The documented backgrounds of children and young people in detention include very high rates of family violence, parental drug and alcohol abuse and contact with child protection systems. Rather than addressing this deep-seated trauma, however, youth detention exacerbates it by imposing additional trauma in the form of an uncompromising and authoritarian environment where violence – from other detainees and from authorities – is a constant threat.

If these costly facilities are not reducing re-offending and are harming young people, the question must be asked: why do we persist with this approach? Can we respond to trauma with trauma informed practices that address the underlying issues rather than their symptoms? Are there innovative alternatives?

It may be that the continued existence of youth detention centres themselves – with their consumption of a disproportionate share of juvenile justice budgets, and their tendency to present a deceptively appealing ‘out of sight, out of mind’ solution to a complex problem – create the greatest barriers to the development and adoption of alternative responses.

Despite this, alternative responses do exist, and demonstrate a path forward for youth justice. In Victoria, for example, Parkville College incorporates culturally appropriate and trauma informed practices, and establishes safeguards for young people in detention. Parkville College is a school within a detention facility in Melbourne.  Parkville College employs a therapeutic and trauma informed approach to learning and teaching. It aims to create lasting change for incarcerated students by establishing positive relationships and addressing the impact of trauma. It offers cultural connections to Koorie students and incorporates effective pathways for young people to maintain their education without interruption while transitioning out of detention.

Critically, it also helps create a safe environment for young people, and treats education as a right not a privilege. In many youth justice facilities, detainees frequently miss out on education because of the unavailability of custodial staff to supervise them, or because the ‘good order and security’ of the facility is prioritised above all else.  Normally, when education meets custody, custody wins.
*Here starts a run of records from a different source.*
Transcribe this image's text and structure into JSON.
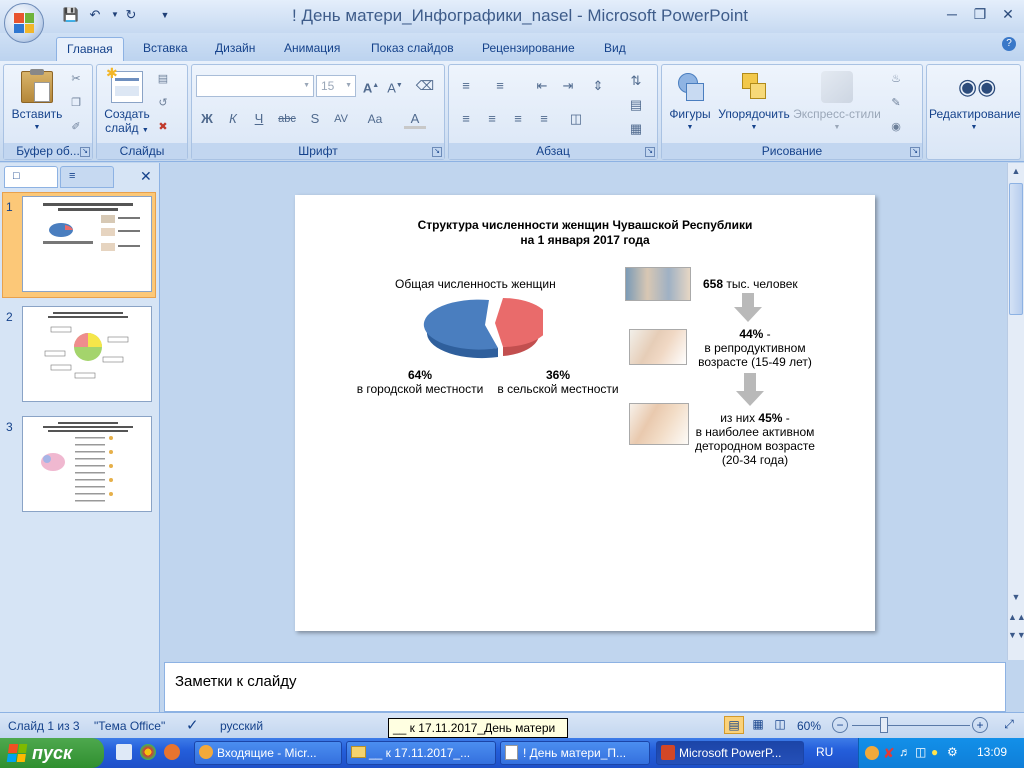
{
  "window": {
    "title": "! День матери_Инфографики_nasel - Microsoft PowerPoint"
  },
  "ribbon": {
    "tabs": [
      "Главная",
      "Вставка",
      "Дизайн",
      "Анимация",
      "Показ слайдов",
      "Рецензирование",
      "Вид"
    ],
    "active_tab": "Главная",
    "groups": {
      "clipboard": {
        "label": "Буфер об...",
        "paste": "Вставить"
      },
      "slides": {
        "label": "Слайды",
        "new_slide_line1": "Создать",
        "new_slide_line2": "слайд"
      },
      "font": {
        "label": "Шрифт",
        "font_size": "15"
      },
      "paragraph": {
        "label": "Абзац"
      },
      "drawing": {
        "label": "Рисование",
        "shapes": "Фигуры",
        "arrange": "Упорядочить",
        "quick_styles": "Экспресс-стили"
      },
      "editing": {
        "label": "Редактирование"
      }
    },
    "font_buttons": [
      "Ж",
      "К",
      "Ч",
      "abc",
      "S",
      "AV",
      "Aa",
      "A"
    ]
  },
  "slides_pane": {
    "numbers": [
      "1",
      "2",
      "3"
    ],
    "selected": "1"
  },
  "slide": {
    "title_line1": "Структура численности женщин Чувашской Республики",
    "title_line2": "на 1 января 2017 года",
    "pie_caption": "Общая численность женщин",
    "urban_pct": "64%",
    "urban_label": "в городской местности",
    "rural_pct": "36%",
    "rural_label": "в сельской местности",
    "total_value": "658",
    "total_unit": " тыс. человек",
    "repro_pct": "44%",
    "repro_dash": " -",
    "repro_line2": "в репродуктивном",
    "repro_line3": "возрасте (15-49 лет)",
    "active_prefix": "из них ",
    "active_pct": "45%",
    "active_dash": " -",
    "active_line2": "в наиболее активном",
    "active_line3": "детородном возрасте",
    "active_line4": "(20-34 года)",
    "colors": {
      "urban": "#4a7ebf",
      "rural": "#e96b6b",
      "arrow": "#b9b9b9"
    }
  },
  "notes": {
    "placeholder": "Заметки к слайду"
  },
  "statusbar": {
    "slide_info": "Слайд 1 из 3",
    "theme": "\"Тема Office\"",
    "language": "русский",
    "zoom": "60%"
  },
  "tooltip": "__ к 17.11.2017_День матери",
  "taskbar": {
    "start": "пуск",
    "buttons": [
      "Входящие - Micr...",
      "__ к 17.11.2017_...",
      "! День матери_П...",
      "Microsoft PowerP..."
    ],
    "lang": "RU",
    "clock": "13:09"
  }
}
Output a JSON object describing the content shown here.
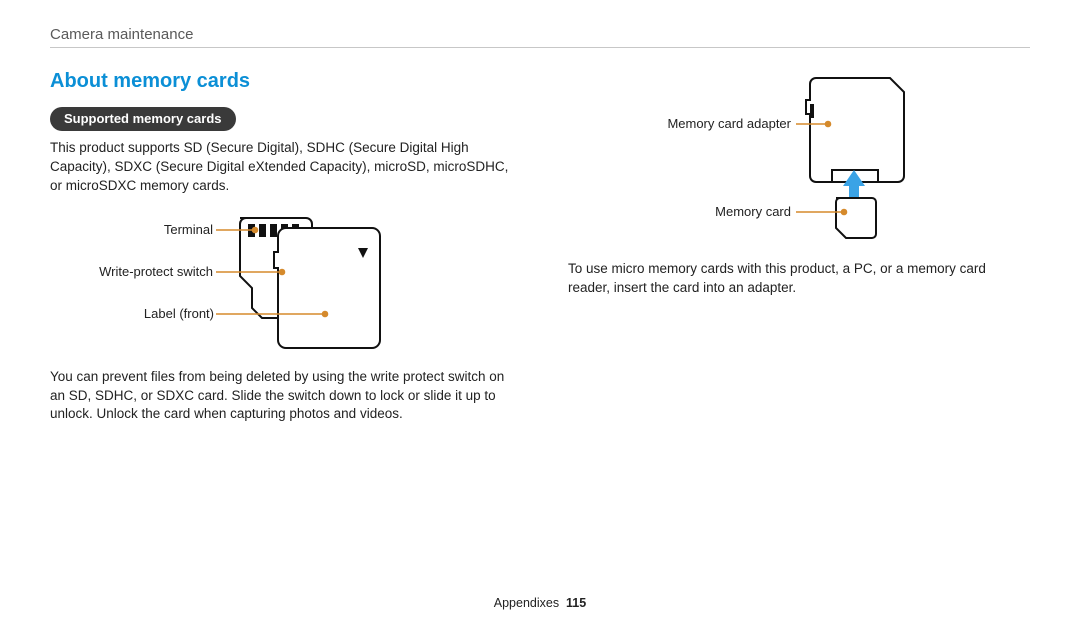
{
  "header": {
    "breadcrumb": "Camera maintenance"
  },
  "left": {
    "heading": "About memory cards",
    "subheading": "Supported memory cards",
    "intro": "This product supports SD (Secure Digital), SDHC (Secure Digital High Capacity), SDXC (Secure Digital eXtended Capacity), microSD, microSDHC, or microSDXC memory cards.",
    "fig_labels": {
      "terminal": "Terminal",
      "write_protect": "Write-protect switch",
      "label_front": "Label (front)"
    },
    "note": "You can prevent files from being deleted by using the write protect switch on an SD, SDHC, or SDXC card. Slide the switch down to lock or slide it up to unlock. Unlock the card when capturing photos and videos."
  },
  "right": {
    "fig_labels": {
      "adapter": "Memory card adapter",
      "card": "Memory card"
    },
    "note": "To use micro memory cards with this product, a PC, or a memory card reader, insert the card into an adapter."
  },
  "footer": {
    "section": "Appendixes",
    "page": "115"
  },
  "colors": {
    "accent": "#0b8fd6",
    "callout": "#d58a2c",
    "arrow": "#3aa3e6"
  }
}
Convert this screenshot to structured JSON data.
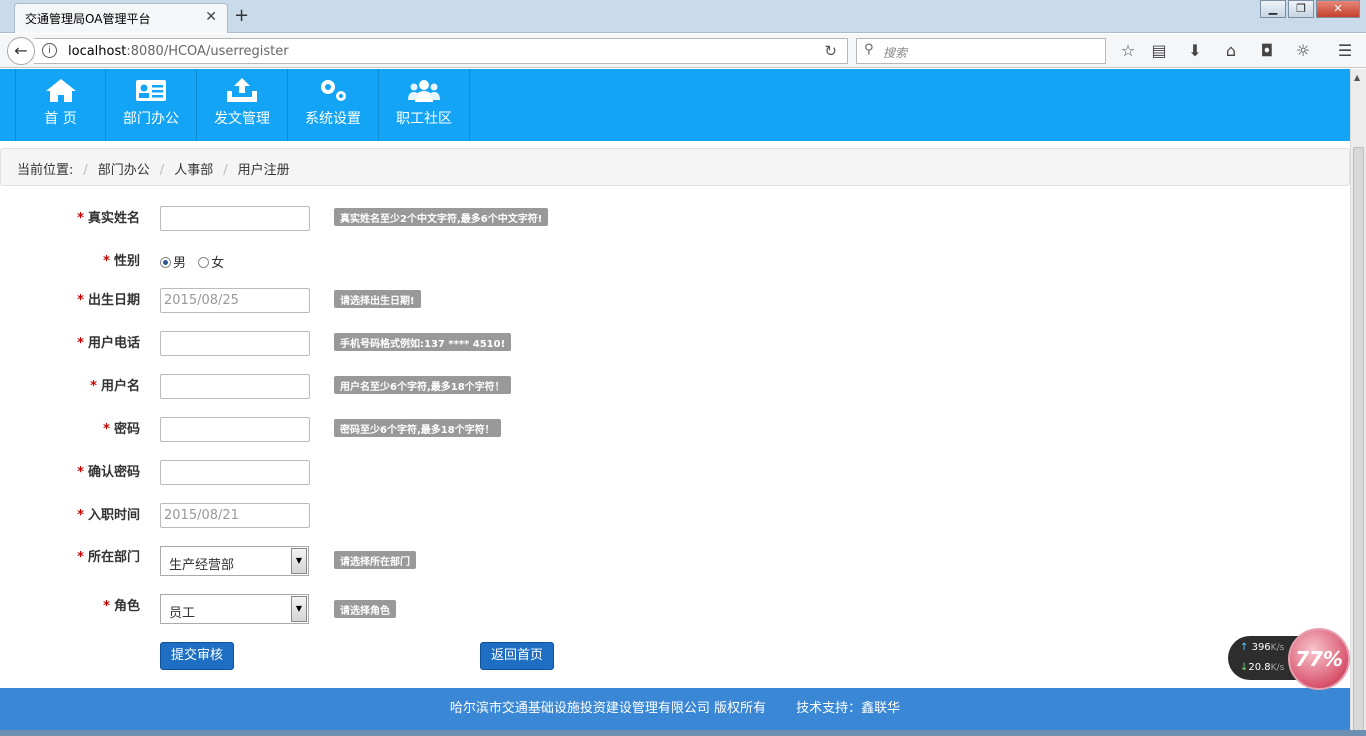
{
  "browser": {
    "tab_title": "交通管理局OA管理平台",
    "url_host": "localhost",
    "url_rest": ":8080/HCOA/userregister",
    "search_placeholder": "搜索"
  },
  "nav": [
    {
      "label": "首 页",
      "icon": "home-icon"
    },
    {
      "label": "部门办公",
      "icon": "id-card-icon"
    },
    {
      "label": "发文管理",
      "icon": "upload-tray-icon"
    },
    {
      "label": "系统设置",
      "icon": "gears-icon"
    },
    {
      "label": "职工社区",
      "icon": "users-icon"
    }
  ],
  "breadcrumb": {
    "prefix": "当前位置:",
    "items": [
      "部门办公",
      "人事部",
      "用户注册"
    ]
  },
  "form": {
    "real_name": {
      "label": "真实姓名",
      "value": "",
      "hint": "真实姓名至少2个中文字符,最多6个中文字符!"
    },
    "gender": {
      "label": "性别",
      "options": [
        "男",
        "女"
      ],
      "selected": "男"
    },
    "birth_date": {
      "label": "出生日期",
      "value": "2015/08/25",
      "hint": "请选择出生日期!"
    },
    "phone": {
      "label": "用户电话",
      "value": "",
      "hint": "手机号码格式例如:137 **** 4510!"
    },
    "username": {
      "label": "用户名",
      "value": "",
      "hint": "用户名至少6个字符,最多18个字符！"
    },
    "password": {
      "label": "密码",
      "value": "",
      "hint": "密码至少6个字符,最多18个字符！"
    },
    "confirm_password": {
      "label": "确认密码",
      "value": ""
    },
    "hire_date": {
      "label": "入职时间",
      "value": "2015/08/21"
    },
    "department": {
      "label": "所在部门",
      "value": "生产经营部",
      "hint": "请选择所在部门"
    },
    "role": {
      "label": "角色",
      "value": "员工",
      "hint": "请选择角色"
    },
    "submit_label": "提交审核",
    "back_label": "返回首页"
  },
  "footer": {
    "copyright": "哈尔滨市交通基础设施投资建设管理有限公司 版权所有",
    "support": "技术支持：鑫联华"
  },
  "speed_widget": {
    "upload": "396",
    "upload_unit": "K/s",
    "download": "20.8",
    "download_unit": "K/s",
    "percent": "77%"
  },
  "colors": {
    "header_blue": "#13a4f5",
    "button_blue": "#1e6fc4",
    "footer_blue": "#3a87d6",
    "required_red": "#cc0000"
  }
}
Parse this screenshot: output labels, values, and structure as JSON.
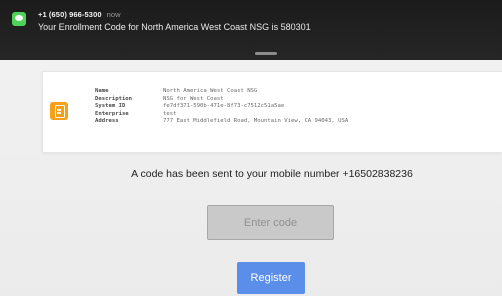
{
  "notification": {
    "sender": "+1 (650) 966-5300",
    "time": "now",
    "message": "Your Enrollment Code for North America West Coast NSG is 580301"
  },
  "card": {
    "icon": "document-icon",
    "fields": [
      {
        "label": "Name",
        "value": "North America West Coast NSG"
      },
      {
        "label": "Description",
        "value": "NSG for West Coast"
      },
      {
        "label": "System ID",
        "value": "fe7df371-590b-471e-8f73-c7512c51a5ae"
      },
      {
        "label": "Enterprise",
        "value": "test"
      },
      {
        "label": "Address",
        "value": "777 East Middlefield Road, Mountain View, CA 94043, USA"
      }
    ]
  },
  "main": {
    "message": "A code has been sent to your mobile number +16502838236",
    "code_placeholder": "Enter code",
    "code_value": "",
    "register_label": "Register"
  },
  "colors": {
    "accent": "#5b8ee8",
    "notification_bg": "#1f1f1f",
    "icon_orange": "#f4a01b",
    "messages_green": "#4fd25a"
  }
}
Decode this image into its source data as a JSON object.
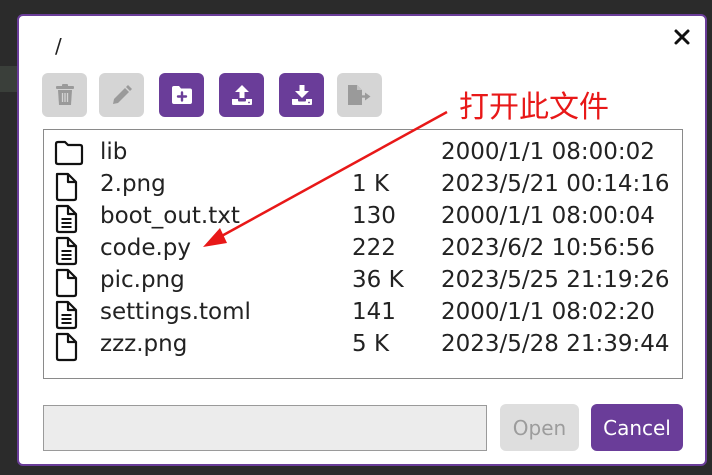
{
  "dialog": {
    "path": "/",
    "close_icon": "close-icon",
    "accent_color": "#6a3d99"
  },
  "toolbar": [
    {
      "name": "delete-button",
      "icon": "trash-icon",
      "enabled": false
    },
    {
      "name": "rename-button",
      "icon": "pencil-icon",
      "enabled": false
    },
    {
      "name": "new-folder-button",
      "icon": "folder-plus-icon",
      "enabled": true
    },
    {
      "name": "upload-button",
      "icon": "upload-icon",
      "enabled": true
    },
    {
      "name": "download-button",
      "icon": "download-icon",
      "enabled": true
    },
    {
      "name": "move-button",
      "icon": "file-export-icon",
      "enabled": false
    }
  ],
  "files": [
    {
      "name": "lib",
      "size": "",
      "date": "2000/1/1 08:00:02",
      "icon": "folder-icon"
    },
    {
      "name": "2.png",
      "size": "1 K",
      "date": "2023/5/21 00:14:16",
      "icon": "file-icon"
    },
    {
      "name": "boot_out.txt",
      "size": "130",
      "date": "2000/1/1 08:00:04",
      "icon": "file-text-icon"
    },
    {
      "name": "code.py",
      "size": "222",
      "date": "2023/6/2 10:56:56",
      "icon": "file-text-icon"
    },
    {
      "name": "pic.png",
      "size": "36 K",
      "date": "2023/5/25 21:19:26",
      "icon": "file-icon"
    },
    {
      "name": "settings.toml",
      "size": "141",
      "date": "2000/1/1 08:02:20",
      "icon": "file-text-icon"
    },
    {
      "name": "zzz.png",
      "size": "5 K",
      "date": "2023/5/28 21:39:44",
      "icon": "file-icon"
    }
  ],
  "footer": {
    "filename_value": "",
    "open_label": "Open",
    "cancel_label": "Cancel"
  },
  "annotation": {
    "text": "打开此文件",
    "color": "#e81818"
  }
}
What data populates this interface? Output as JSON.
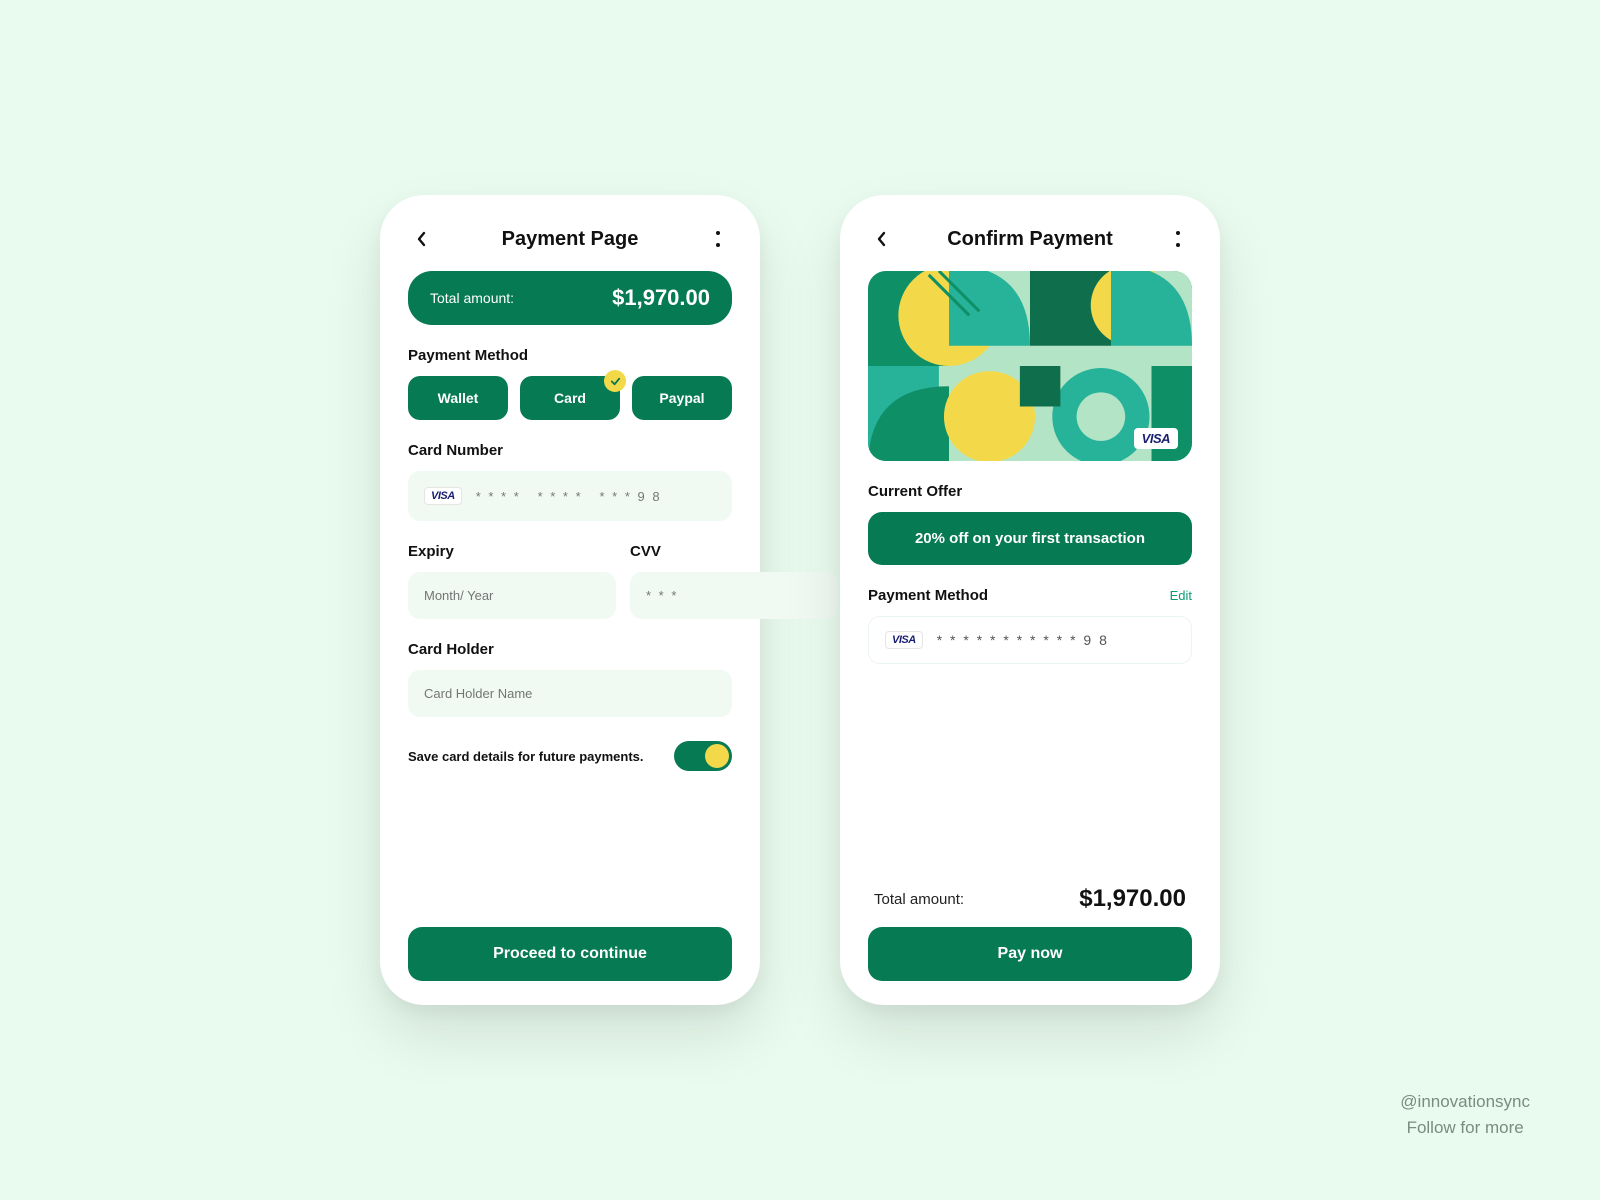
{
  "colors": {
    "primary": "#067a52",
    "accent": "#f3d94a",
    "bg": "#e9fbee"
  },
  "screen1": {
    "title": "Payment Page",
    "total_label": "Total amount:",
    "total_value": "$1,970.00",
    "payment_method_label": "Payment Method",
    "methods": {
      "wallet": "Wallet",
      "card": "Card",
      "paypal": "Paypal"
    },
    "card_brand": "VISA",
    "card_number_label": "Card Number",
    "card_number_masked": "* * * *   * * * *   * * * 9 8",
    "expiry_label": "Expiry",
    "expiry_placeholder": "Month/ Year",
    "cvv_label": "CVV",
    "cvv_placeholder": "* * *",
    "holder_label": "Card Holder",
    "holder_placeholder": "Card Holder Name",
    "save_toggle_label": "Save card details for future payments.",
    "save_toggle_on": true,
    "cta": "Proceed to continue"
  },
  "screen2": {
    "title": "Confirm Payment",
    "card_brand": "VISA",
    "current_offer_label": "Current Offer",
    "offer_text": "20% off on your first transaction",
    "payment_method_label": "Payment Method",
    "edit_label": "Edit",
    "card_number_masked": "* * * *   * * * *   * * * 9 8",
    "total_label": "Total amount:",
    "total_value": "$1,970.00",
    "cta": "Pay now"
  },
  "footer": {
    "handle": "@innovationsync",
    "tagline": "Follow for more"
  }
}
By contrast, if a young person is not available to participate in a class at Parkville College, education staff – having an obligation to teach them – can ask where they are, and for custodial staff to make them available.  Even if there is some valid reason for the absence of the student, the ability for teaching staff to ask the question provides an important measure of accountability. The learning environment established by the presence of teaching staff creates a fundamentally different culture, while the physical presence of teaching staff alongside custodial staff minimises the risk of inappropriate treatment.

Nationally and internationally, there are many other examples of innovative approaches to youth justice like Parkville College. Other jurisdictions are successfully harnessing the opportunities offered by restorative justice, therapeutic justice, justice reinvestment, culturally informed justice approaches, and solution-focussed courts to create more positive outcomes for young people.  Many of these responses are based on ‘user-centred’ approaches to designing solutions to entrenched and systemic problems. They recognise that to have the best chance of identifying opportunities for early intervention and diversion, the trajectory of people’s journeys through justice systems and processes must be understood. These are responses that focus on reducing trauma, and are informed by the people who have the most at stake in seeing them adopted. These responses focus on the power of education to transform young lives, disrupting the ‘trauma to prison pipeline’ and putting young people back on track. Innovative responses like these represent the best opportunity we have to change our approach for the better, so that another generation of young people are not lost to a system that fails to responds to their needs and the needs of the community.

The CIJ has formally provided the Royal Commission into the Protection and Detention of Children in the Northern Territory with a submission on innovative responses to youth justice.  Keep an eye out for the full submission on the Royal Commission website here.